During the reign of the most powerful of the Sultans, Sultan Shamsuddin Ilyas Shah, nearly 8000 Ethiopians served in the administration alone carrying out the duties of state funded Islamic preachers, court magistrates, tax collectors, law enforcers, overseers of trade and commerce, among others. During the reign of Sultan Jalaluddin Fateh Shah around 1487, many Abyssinians took prominent positions in his royal court. His Commander of the Army, Barbak, an Abyssinian, deposed Jalaluddin and founded the short-lived Habshi dynasty in Bengal.
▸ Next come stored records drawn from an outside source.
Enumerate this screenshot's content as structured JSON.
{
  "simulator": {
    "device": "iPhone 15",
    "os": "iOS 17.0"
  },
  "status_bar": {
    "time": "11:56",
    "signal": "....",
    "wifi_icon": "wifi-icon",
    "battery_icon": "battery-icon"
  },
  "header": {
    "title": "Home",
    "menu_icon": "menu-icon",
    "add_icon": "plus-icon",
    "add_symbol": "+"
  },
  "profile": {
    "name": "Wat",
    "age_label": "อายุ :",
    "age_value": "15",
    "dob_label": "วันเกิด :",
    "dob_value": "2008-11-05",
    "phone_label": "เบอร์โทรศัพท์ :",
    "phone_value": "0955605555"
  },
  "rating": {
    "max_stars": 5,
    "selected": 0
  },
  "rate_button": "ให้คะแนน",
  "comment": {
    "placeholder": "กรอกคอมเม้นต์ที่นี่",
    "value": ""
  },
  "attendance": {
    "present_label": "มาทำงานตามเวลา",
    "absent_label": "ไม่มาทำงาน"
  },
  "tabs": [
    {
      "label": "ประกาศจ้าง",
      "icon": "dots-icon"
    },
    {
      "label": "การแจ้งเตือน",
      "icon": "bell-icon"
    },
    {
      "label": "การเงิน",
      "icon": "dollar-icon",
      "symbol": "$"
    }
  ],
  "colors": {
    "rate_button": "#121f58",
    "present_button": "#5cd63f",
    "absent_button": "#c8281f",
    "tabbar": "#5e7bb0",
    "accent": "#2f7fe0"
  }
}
Barbak assumed the title Sultan Gias Uddin Barbak Shah. However, he distanced himself from the mass people, the local nobility and even from his own kin and soon became very unpopular. He was deposed shortly after by another Ethiopian named Malik Aadil and claimed the throne in 1488 by the title of Saif Uddin Firuz Shah. The 26-metre tall Firuz Minar, built in the memory of the Habshi Sultan, located in the present-day West Bengal (originally part of Bengal) bears an enduring testament of his many achievements. The short-lived dynasty survived until 1493 when the last Habshi ruler was deposed by the descendants of the Founding Sultan Ilyas Shah. Following this, the vast majority of Habshis fled to South India.
The Ethiopian migration still continued but it never rose to the previous height nor prominence. Due to increasing foreign incursions to Bengal including the Huns, Mughals, Afghans and Marathas, the migration trend from Africa became stymied. It was not until many years since this historic connection between Bangladesh and Ethiopia would be re-kindled.